Elections were posed to start on 21 March, with results to be announced in May, as they were set to take place over two voting stages.
A Supreme Constitutional Court (SCC) ruling on 1 March, however, ruled the electoral districts law unconstitutional, resulting in the postponement of parliamentary elections until the questioned law is amended.
The SCC received appeals against the districts law and two other laws: the law defining political rights issued ahead of the presidential elections last May, and the law organising the establishment of the parliament.
The laws were mainly contested on claims that they violated constitutional guarantees for equal and fair representation. These include the allocation of parliamentary seats to each electoral constituency, and the expenses allowed for electoral campaigns, which are set to a maximum of EGP 500,000.
While the court announced that Article 3 of the law is unconstitutional, it refused other appeals on the law defining political rights issued ahead of the presidential elections last May. It also refused appeals on the law organising the establishment of the parliament.

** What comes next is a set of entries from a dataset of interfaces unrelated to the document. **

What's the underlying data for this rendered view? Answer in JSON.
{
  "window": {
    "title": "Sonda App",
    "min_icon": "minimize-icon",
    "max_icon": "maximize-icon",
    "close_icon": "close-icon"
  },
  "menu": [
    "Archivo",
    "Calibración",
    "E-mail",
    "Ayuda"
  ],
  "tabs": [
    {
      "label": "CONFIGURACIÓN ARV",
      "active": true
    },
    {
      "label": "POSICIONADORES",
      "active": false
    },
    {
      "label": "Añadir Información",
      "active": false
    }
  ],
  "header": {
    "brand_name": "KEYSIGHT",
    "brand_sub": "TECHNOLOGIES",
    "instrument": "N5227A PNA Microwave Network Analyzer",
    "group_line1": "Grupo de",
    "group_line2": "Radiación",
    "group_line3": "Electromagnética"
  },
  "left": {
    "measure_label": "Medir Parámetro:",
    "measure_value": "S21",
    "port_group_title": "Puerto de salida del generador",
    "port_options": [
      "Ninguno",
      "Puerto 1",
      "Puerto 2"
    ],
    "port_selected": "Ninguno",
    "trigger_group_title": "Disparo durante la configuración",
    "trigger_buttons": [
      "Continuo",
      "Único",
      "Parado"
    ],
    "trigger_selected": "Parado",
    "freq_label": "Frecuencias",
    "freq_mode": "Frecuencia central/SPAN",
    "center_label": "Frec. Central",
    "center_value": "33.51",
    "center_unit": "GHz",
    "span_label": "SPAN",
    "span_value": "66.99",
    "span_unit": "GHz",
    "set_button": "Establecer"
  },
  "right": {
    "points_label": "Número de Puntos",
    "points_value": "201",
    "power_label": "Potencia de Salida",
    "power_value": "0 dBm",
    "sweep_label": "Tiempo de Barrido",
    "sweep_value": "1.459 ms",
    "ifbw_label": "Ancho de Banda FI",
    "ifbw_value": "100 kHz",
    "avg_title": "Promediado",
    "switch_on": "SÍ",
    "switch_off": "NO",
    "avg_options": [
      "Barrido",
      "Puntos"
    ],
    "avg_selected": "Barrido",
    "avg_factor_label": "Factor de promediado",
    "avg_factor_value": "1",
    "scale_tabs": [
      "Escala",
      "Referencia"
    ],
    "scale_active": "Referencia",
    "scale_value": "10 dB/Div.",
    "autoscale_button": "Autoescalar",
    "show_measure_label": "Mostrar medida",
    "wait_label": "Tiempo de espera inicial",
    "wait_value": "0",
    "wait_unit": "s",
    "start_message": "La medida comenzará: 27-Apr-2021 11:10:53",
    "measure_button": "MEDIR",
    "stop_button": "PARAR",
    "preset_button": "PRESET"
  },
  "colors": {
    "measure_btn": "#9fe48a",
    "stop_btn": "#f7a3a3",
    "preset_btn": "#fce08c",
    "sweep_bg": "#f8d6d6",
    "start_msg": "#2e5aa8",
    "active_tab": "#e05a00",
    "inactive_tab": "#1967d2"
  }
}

Both laws were passed by former interim president Adly Mansour, who was previously and has resumed his role as head of the SCC.
The SEC announced following the court ruling that the elections will be postponed pending amendments to the districts law. The Administrative Court announced the annulment of previous elections procedures taken by the SEC, and the cabinet issued a decree to form the committee that will amend the electoral districts law that the SCC ruled unconstitutional.
Amendments to the law are set to feature changes in the districts and number of seats. However, the cabinet entrusted same names that drafted the law in the first place.
One day following the SCC’s ruling, head of the ESDP Mohamed Abou Al-Ghar wrote a commentary article for Al-Masry Al-Youm newspaper, in which he accused the state of intentionally seeking the postponement of the elections.
“The president and the state don’t want a parliament… and if they are compelled to, it should be worthless imaginary parliament,” Abou Al-Ghar said.
He added that in democracies, the parliament has the role of legislation and supervision over the executive power, but that dictatorships want sham parliaments that do not oversee or legislate and are there only to complete a formalist image.
The presidency responded promptly to the veteran politician’s article, saying: “[This] defies the truth and the proof to this is that the president issued instructions to the cabinet in order to hasten amending the electoral districts law in the wake of the Supreme Constitutional Court’s ruling.”
“The president designated a month for that to happen, which proves undoubtedly the presence of real will within the state and all its institutions to complete the roadmap,” the presidency added.
Leading member of the ESDP Hossam Mostafa told Daily News Egypt that his party and other parties presented several proposals for the electoral districts law in 2014, but the government discarded all the proposals and went through with a law, although “they knew it is unconstitutional.”
“The government wanted to set the schedule of the elections before the Economic Summit to present a persuasive image of democratic transition,” he said. “They needed to announce elections urgently but they also knew that the law is flawed. What was their point? Hard to tell.”